[Provided entries — start]

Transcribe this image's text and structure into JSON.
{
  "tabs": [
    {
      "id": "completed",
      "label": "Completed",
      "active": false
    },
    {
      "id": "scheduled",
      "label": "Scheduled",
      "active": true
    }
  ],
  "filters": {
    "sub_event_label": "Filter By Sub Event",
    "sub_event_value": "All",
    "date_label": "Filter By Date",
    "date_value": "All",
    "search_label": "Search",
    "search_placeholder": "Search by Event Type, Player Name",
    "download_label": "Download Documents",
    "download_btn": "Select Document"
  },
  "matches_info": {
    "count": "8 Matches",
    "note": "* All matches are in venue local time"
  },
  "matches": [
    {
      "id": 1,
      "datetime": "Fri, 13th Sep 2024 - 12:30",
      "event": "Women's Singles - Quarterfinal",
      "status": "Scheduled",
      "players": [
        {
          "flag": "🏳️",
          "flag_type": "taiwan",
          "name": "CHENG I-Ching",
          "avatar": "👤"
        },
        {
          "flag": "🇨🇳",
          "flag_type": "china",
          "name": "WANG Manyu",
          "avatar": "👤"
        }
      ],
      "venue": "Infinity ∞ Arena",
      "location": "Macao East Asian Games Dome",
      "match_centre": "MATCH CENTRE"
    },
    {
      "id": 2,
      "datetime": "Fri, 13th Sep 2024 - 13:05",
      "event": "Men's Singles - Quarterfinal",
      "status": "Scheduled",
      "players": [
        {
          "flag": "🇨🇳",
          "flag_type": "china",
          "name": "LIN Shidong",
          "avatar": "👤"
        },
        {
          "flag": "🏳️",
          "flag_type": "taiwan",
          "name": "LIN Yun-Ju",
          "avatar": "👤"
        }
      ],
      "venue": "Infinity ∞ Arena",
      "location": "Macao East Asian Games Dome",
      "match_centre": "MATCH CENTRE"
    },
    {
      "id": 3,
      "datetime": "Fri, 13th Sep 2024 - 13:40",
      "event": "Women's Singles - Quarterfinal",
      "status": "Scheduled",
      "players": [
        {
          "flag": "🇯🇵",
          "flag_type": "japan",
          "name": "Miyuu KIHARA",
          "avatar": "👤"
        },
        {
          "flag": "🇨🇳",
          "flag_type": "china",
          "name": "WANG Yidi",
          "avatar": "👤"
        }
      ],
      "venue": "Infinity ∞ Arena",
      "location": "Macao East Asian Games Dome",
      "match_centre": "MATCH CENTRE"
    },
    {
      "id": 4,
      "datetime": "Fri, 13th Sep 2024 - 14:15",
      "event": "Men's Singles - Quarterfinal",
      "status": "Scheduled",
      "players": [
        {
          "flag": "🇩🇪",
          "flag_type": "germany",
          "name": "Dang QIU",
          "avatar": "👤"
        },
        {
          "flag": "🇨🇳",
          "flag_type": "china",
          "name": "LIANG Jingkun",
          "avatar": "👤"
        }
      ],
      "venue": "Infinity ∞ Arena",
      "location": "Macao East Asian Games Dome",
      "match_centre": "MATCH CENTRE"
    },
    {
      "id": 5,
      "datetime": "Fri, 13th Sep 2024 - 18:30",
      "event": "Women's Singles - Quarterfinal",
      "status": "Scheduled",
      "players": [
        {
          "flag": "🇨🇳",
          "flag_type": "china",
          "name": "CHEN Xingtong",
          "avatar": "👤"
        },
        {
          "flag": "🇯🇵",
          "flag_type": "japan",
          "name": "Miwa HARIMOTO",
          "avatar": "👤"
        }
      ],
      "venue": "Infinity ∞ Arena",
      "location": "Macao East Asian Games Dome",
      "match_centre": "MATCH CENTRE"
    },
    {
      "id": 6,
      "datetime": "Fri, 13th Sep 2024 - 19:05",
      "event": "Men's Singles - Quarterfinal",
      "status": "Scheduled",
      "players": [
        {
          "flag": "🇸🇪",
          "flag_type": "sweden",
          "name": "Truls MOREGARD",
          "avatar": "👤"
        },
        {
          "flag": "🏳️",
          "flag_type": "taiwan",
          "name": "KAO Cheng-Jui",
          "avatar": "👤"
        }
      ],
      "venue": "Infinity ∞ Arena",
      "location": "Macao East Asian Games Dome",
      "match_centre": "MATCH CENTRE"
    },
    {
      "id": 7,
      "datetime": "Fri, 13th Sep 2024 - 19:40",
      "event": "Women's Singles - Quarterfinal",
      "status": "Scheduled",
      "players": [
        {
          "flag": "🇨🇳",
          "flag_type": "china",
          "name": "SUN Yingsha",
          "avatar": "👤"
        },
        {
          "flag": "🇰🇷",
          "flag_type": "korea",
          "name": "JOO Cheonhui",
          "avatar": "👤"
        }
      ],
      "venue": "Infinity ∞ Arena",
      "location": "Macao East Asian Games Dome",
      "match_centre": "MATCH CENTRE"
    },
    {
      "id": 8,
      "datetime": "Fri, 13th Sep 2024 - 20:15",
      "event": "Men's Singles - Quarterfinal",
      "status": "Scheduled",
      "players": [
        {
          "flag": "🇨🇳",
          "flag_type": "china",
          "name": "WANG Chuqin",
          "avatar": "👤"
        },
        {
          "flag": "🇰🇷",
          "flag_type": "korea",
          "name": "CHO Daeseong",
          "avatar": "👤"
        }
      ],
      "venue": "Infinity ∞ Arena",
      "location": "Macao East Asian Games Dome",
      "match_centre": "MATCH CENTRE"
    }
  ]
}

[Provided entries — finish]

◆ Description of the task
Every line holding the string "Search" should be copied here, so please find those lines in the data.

◆ Solution
    "search_label": "Search",
    "search_placeholder": "Search by Event Type, Player Name",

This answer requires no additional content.